Water companies in England and Wales spend up to £313m a year dealing with nitrates, pesticides and other contaminants. These resources would be better used tackling the pollution at source – and, indeed, some water companies have purchased critical upland sites, within their catchments, to allow the water to soak naturally through wetlands and forests to the rivers. We need to persuade the Department for Environmental, Food and Rural Affairs to use farm subsidies to reward farmers who do not over-drain their land, and who instead allow water to permeate into the aquifers. Defra must recognise clean, available water as a key product of the farming system.
We can all make a difference in our homes, too. There may seem to be too much water in the UK today, but the problem tomorrow may well be the opposite. Water-efficient design, such as dual-flush lavatories and low-flow taps and showerheads, can reduce household water use by half.
German households use one-third less water than do UK ones. Compulsory water-metering would make British consumers equally conservationist. It would also save them money. Setting water bills on the basis of rateable value makes little sense, and gives householders no control over what they spend. Better to charge on the basis of how much they use, with charges that climb sharply if they fill swimming pools or waters vast lawns.
A farmer in Kent summed it up: "Down here in the South-east, we spend six months of the year talking about building the riverbanks up and dredging the rivers to get the water away quicker to stop the flooding – and the other six months wondering where all the water has gone."
Water management is one of the most pressing crises we face. To lessen the seesaw between drought and flood, we need a fundamental shift in attitudes – to use water carefully and slow its journey from sky to sea.
Kim Wilkie is a landscape architect. He advises the Conservative Party's Quality of Life Policy Group
How to hold back the rising tide
Water and Towns
* Change building standards and layouts. This could make a dramatic difference to the way that water is used and recycled. There are connections to be made between harvesting water, managing waste, growing food and generating energy on a local scale.
* Strongly discourage further building on flood plains.
* Create incentives – through building standards and water charges – to replace impermeable surfaces on buildings and roads, and in car parks.
* Set the building standard for daily water consumption at 110 litres per capita.
Water and Land
* Farming's new Single Payment System and the European Water Framework Directive could bring farming and water conservation into timely harmony. It will rely on an agile and imaginative Defra to pay farmers to produce food in a way that works for water, wildlife and landscape.
* Set a clear policy that recognises clean, available water as a key product of the farming system.
* Bring together multiple funding sources – agricultural subsidies, flood management funds, water companies, and the Rural Development Agencies – to support the role that farming and land management play in water management, from diffuse pollution to soil permeability, from flood management to environmental flows.
* Improve water efficiency in existing homes.
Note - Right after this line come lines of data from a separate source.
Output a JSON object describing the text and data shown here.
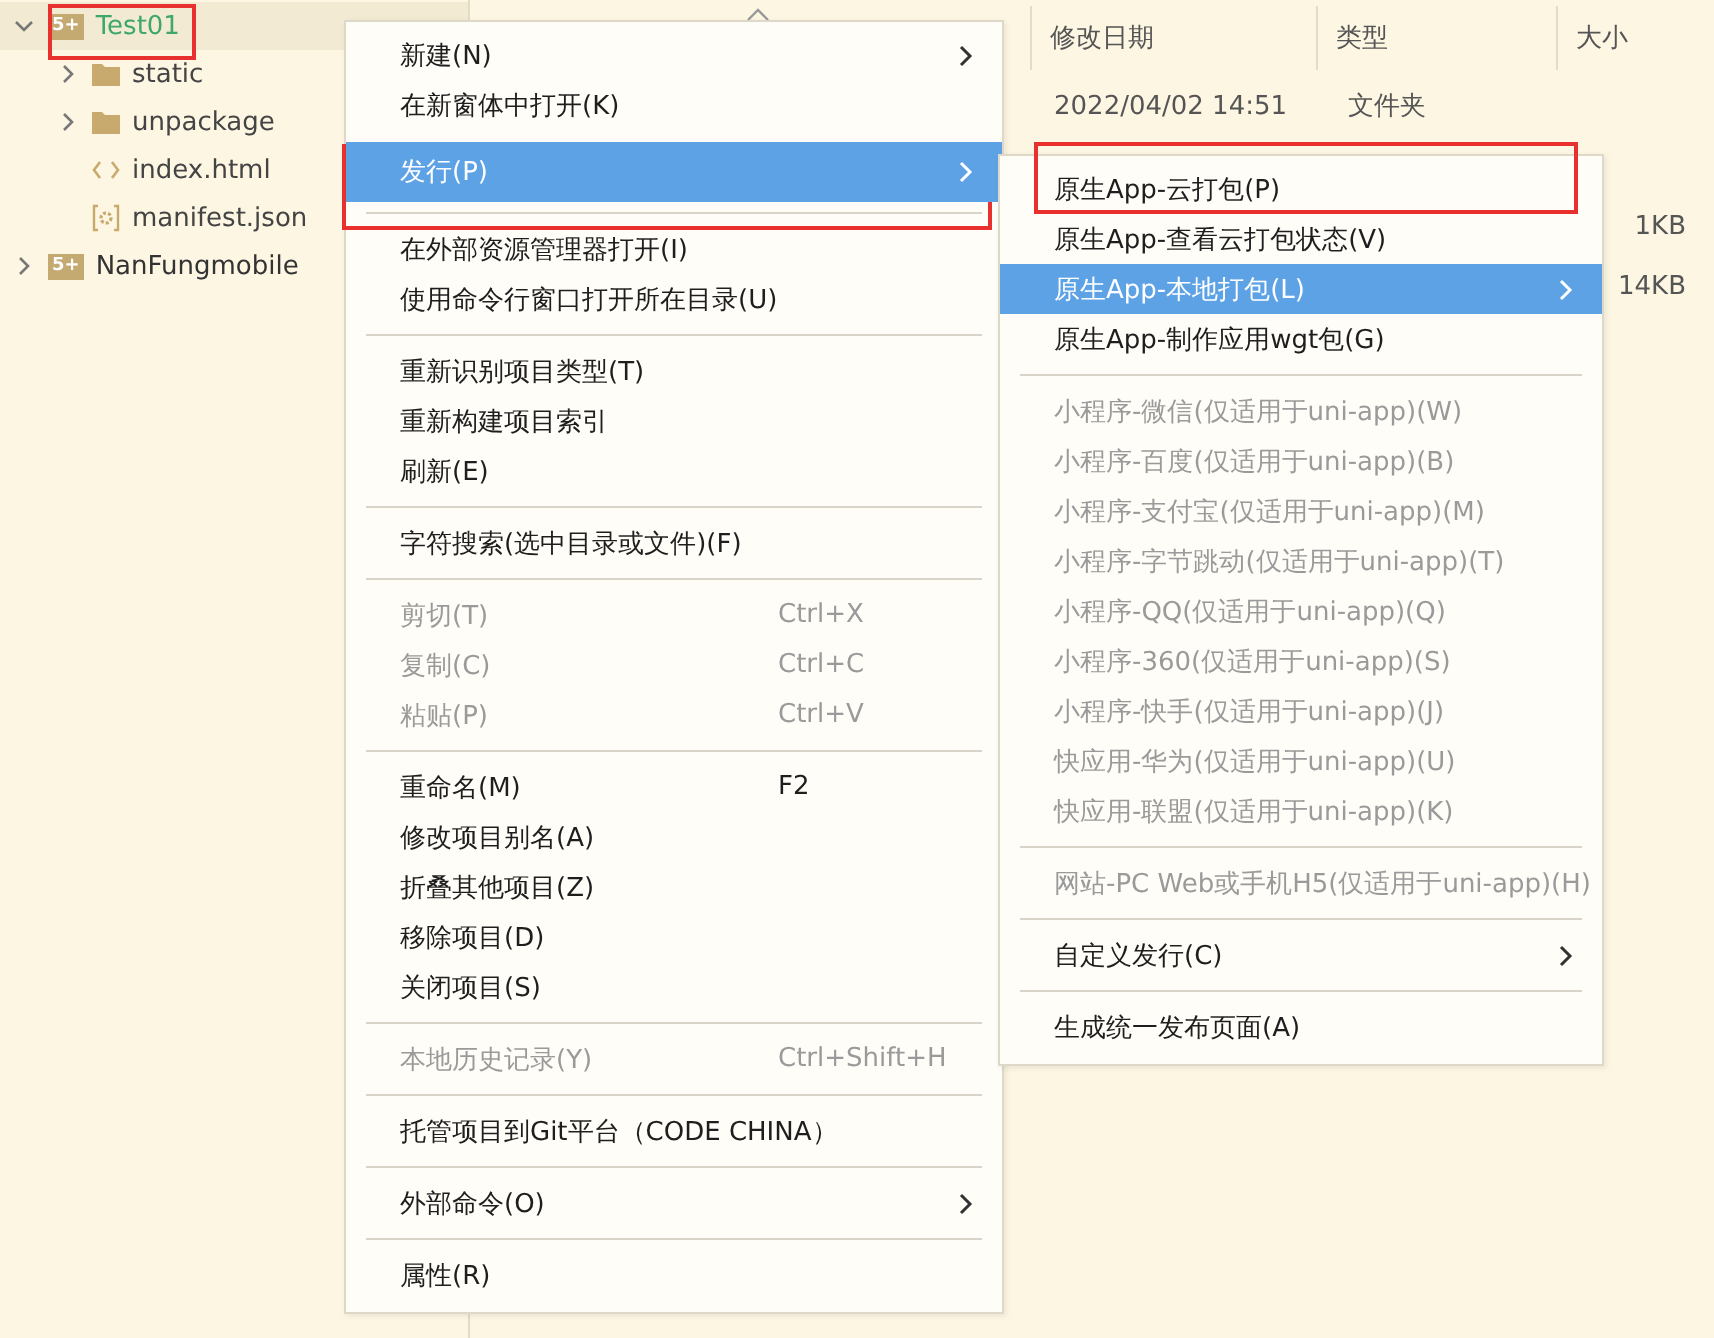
{
  "project_tree": [
    {
      "name": "Test01",
      "kind": "project",
      "icon_text": "5+",
      "expanded": true,
      "selected": true,
      "highlighted": true,
      "children": [
        {
          "name": "static",
          "kind": "folder",
          "expanded": false
        },
        {
          "name": "unpackage",
          "kind": "folder",
          "expanded": false
        },
        {
          "name": "index.html",
          "kind": "html"
        },
        {
          "name": "manifest.json",
          "kind": "json"
        }
      ]
    },
    {
      "name": "NanFungmobile",
      "kind": "project",
      "icon_text": "5+",
      "expanded": false,
      "selected": false
    }
  ],
  "file_list": {
    "columns": [
      "修改日期",
      "类型",
      "大小"
    ],
    "rows": [
      {
        "modified": "2022/04/02 14:51",
        "type": "文件夹"
      },
      {},
      {
        "size": "1KB"
      },
      {
        "size": "14KB"
      }
    ]
  },
  "context_menu": {
    "items": [
      {
        "kind": "item",
        "label": "新建(N)",
        "submenu": true,
        "disabled": false,
        "selected": false
      },
      {
        "kind": "item",
        "label": "在新窗体中打开(K)",
        "disabled": false,
        "selected": false
      },
      {
        "kind": "item",
        "label": "发行(P)",
        "submenu": true,
        "disabled": false,
        "selected": true,
        "highlighted": true
      },
      {
        "kind": "separator"
      },
      {
        "kind": "item",
        "label": "在外部资源管理器打开(I)",
        "disabled": false,
        "selected": false
      },
      {
        "kind": "item",
        "label": "使用命令行窗口打开所在目录(U)",
        "disabled": false,
        "selected": false
      },
      {
        "kind": "separator"
      },
      {
        "kind": "item",
        "label": "重新识别项目类型(T)",
        "disabled": false,
        "selected": false
      },
      {
        "kind": "item",
        "label": "重新构建项目索引",
        "disabled": false,
        "selected": false
      },
      {
        "kind": "item",
        "label": "刷新(E)",
        "disabled": false,
        "selected": false
      },
      {
        "kind": "separator"
      },
      {
        "kind": "item",
        "label": "字符搜索(选中目录或文件)(F)",
        "disabled": false,
        "selected": false
      },
      {
        "kind": "separator"
      },
      {
        "kind": "item",
        "label": "剪切(T)",
        "shortcut": "Ctrl+X",
        "disabled": true,
        "selected": false
      },
      {
        "kind": "item",
        "label": "复制(C)",
        "shortcut": "Ctrl+C",
        "disabled": true,
        "selected": false
      },
      {
        "kind": "item",
        "label": "粘贴(P)",
        "shortcut": "Ctrl+V",
        "disabled": true,
        "selected": false
      },
      {
        "kind": "separator"
      },
      {
        "kind": "item",
        "label": "重命名(M)",
        "shortcut": "F2",
        "disabled": false,
        "selected": false
      },
      {
        "kind": "item",
        "label": "修改项目别名(A)",
        "disabled": false,
        "selected": false
      },
      {
        "kind": "item",
        "label": "折叠其他项目(Z)",
        "disabled": false,
        "selected": false
      },
      {
        "kind": "item",
        "label": "移除项目(D)",
        "disabled": false,
        "selected": false
      },
      {
        "kind": "item",
        "label": "关闭项目(S)",
        "disabled": false,
        "selected": false
      },
      {
        "kind": "separator"
      },
      {
        "kind": "item",
        "label": "本地历史记录(Y)",
        "shortcut": "Ctrl+Shift+H",
        "disabled": true,
        "selected": false
      },
      {
        "kind": "separator"
      },
      {
        "kind": "item",
        "label": "托管项目到Git平台（CODE CHINA）",
        "disabled": false,
        "selected": false
      },
      {
        "kind": "separator"
      },
      {
        "kind": "item",
        "label": "外部命令(O)",
        "submenu": true,
        "disabled": false,
        "selected": false
      },
      {
        "kind": "separator"
      },
      {
        "kind": "item",
        "label": "属性(R)",
        "disabled": false,
        "selected": false
      }
    ]
  },
  "submenu": {
    "items": [
      {
        "kind": "item",
        "label": "原生App-云打包(P)",
        "disabled": false,
        "selected": false,
        "highlighted": true
      },
      {
        "kind": "item",
        "label": "原生App-查看云打包状态(V)",
        "disabled": false,
        "selected": false
      },
      {
        "kind": "item",
        "label": "原生App-本地打包(L)",
        "submenu": true,
        "disabled": false,
        "selected": true
      },
      {
        "kind": "item",
        "label": "原生App-制作应用wgt包(G)",
        "disabled": false,
        "selected": false
      },
      {
        "kind": "separator"
      },
      {
        "kind": "item",
        "label": "小程序-微信(仅适用于uni-app)(W)",
        "disabled": true,
        "selected": false
      },
      {
        "kind": "item",
        "label": "小程序-百度(仅适用于uni-app)(B)",
        "disabled": true,
        "selected": false
      },
      {
        "kind": "item",
        "label": "小程序-支付宝(仅适用于uni-app)(M)",
        "disabled": true,
        "selected": false
      },
      {
        "kind": "item",
        "label": "小程序-字节跳动(仅适用于uni-app)(T)",
        "disabled": true,
        "selected": false
      },
      {
        "kind": "item",
        "label": "小程序-QQ(仅适用于uni-app)(Q)",
        "disabled": true,
        "selected": false
      },
      {
        "kind": "item",
        "label": "小程序-360(仅适用于uni-app)(S)",
        "disabled": true,
        "selected": false
      },
      {
        "kind": "item",
        "label": "小程序-快手(仅适用于uni-app)(J)",
        "disabled": true,
        "selected": false
      },
      {
        "kind": "item",
        "label": "快应用-华为(仅适用于uni-app)(U)",
        "disabled": true,
        "selected": false
      },
      {
        "kind": "item",
        "label": "快应用-联盟(仅适用于uni-app)(K)",
        "disabled": true,
        "selected": false
      },
      {
        "kind": "separator"
      },
      {
        "kind": "item",
        "label": "网站-PC Web或手机H5(仅适用于uni-app)(H)",
        "disabled": true,
        "selected": false
      },
      {
        "kind": "separator"
      },
      {
        "kind": "item",
        "label": "自定义发行(C)",
        "submenu": true,
        "disabled": false,
        "selected": false
      },
      {
        "kind": "separator"
      },
      {
        "kind": "item",
        "label": "生成统一发布页面(A)",
        "disabled": false,
        "selected": false
      }
    ]
  }
}
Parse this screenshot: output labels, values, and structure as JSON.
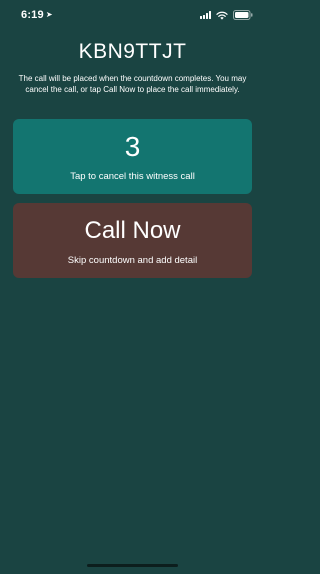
{
  "status_bar": {
    "time": "6:19",
    "location_icon": "location-arrow-icon",
    "signal_icon": "cellular-signal-icon",
    "wifi_icon": "wifi-icon",
    "battery_icon": "battery-icon"
  },
  "header": {
    "callsign": "KBN9TTJT",
    "instructions": "The call will be placed when the countdown completes. You may cancel the call, or tap Call Now to place the call immediately."
  },
  "countdown": {
    "value": "3",
    "subtitle": "Tap to cancel this witness call"
  },
  "call_now": {
    "title": "Call Now",
    "subtitle": "Skip countdown and add detail"
  },
  "colors": {
    "background": "#1a4442",
    "countdown_card": "#137570",
    "call_now_card": "#563935",
    "text": "#ffffff"
  }
}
The Environment Agency calculates annual savings of £41 on an average water bill. Given that those bills are set to rise, the actual saving could be appreciably more.
* Help people to understand that water is one area where they can make a dramatic and immediate personal difference.
* Meter water. This will ensure fair pricing and encourage sensible usage.Reuse content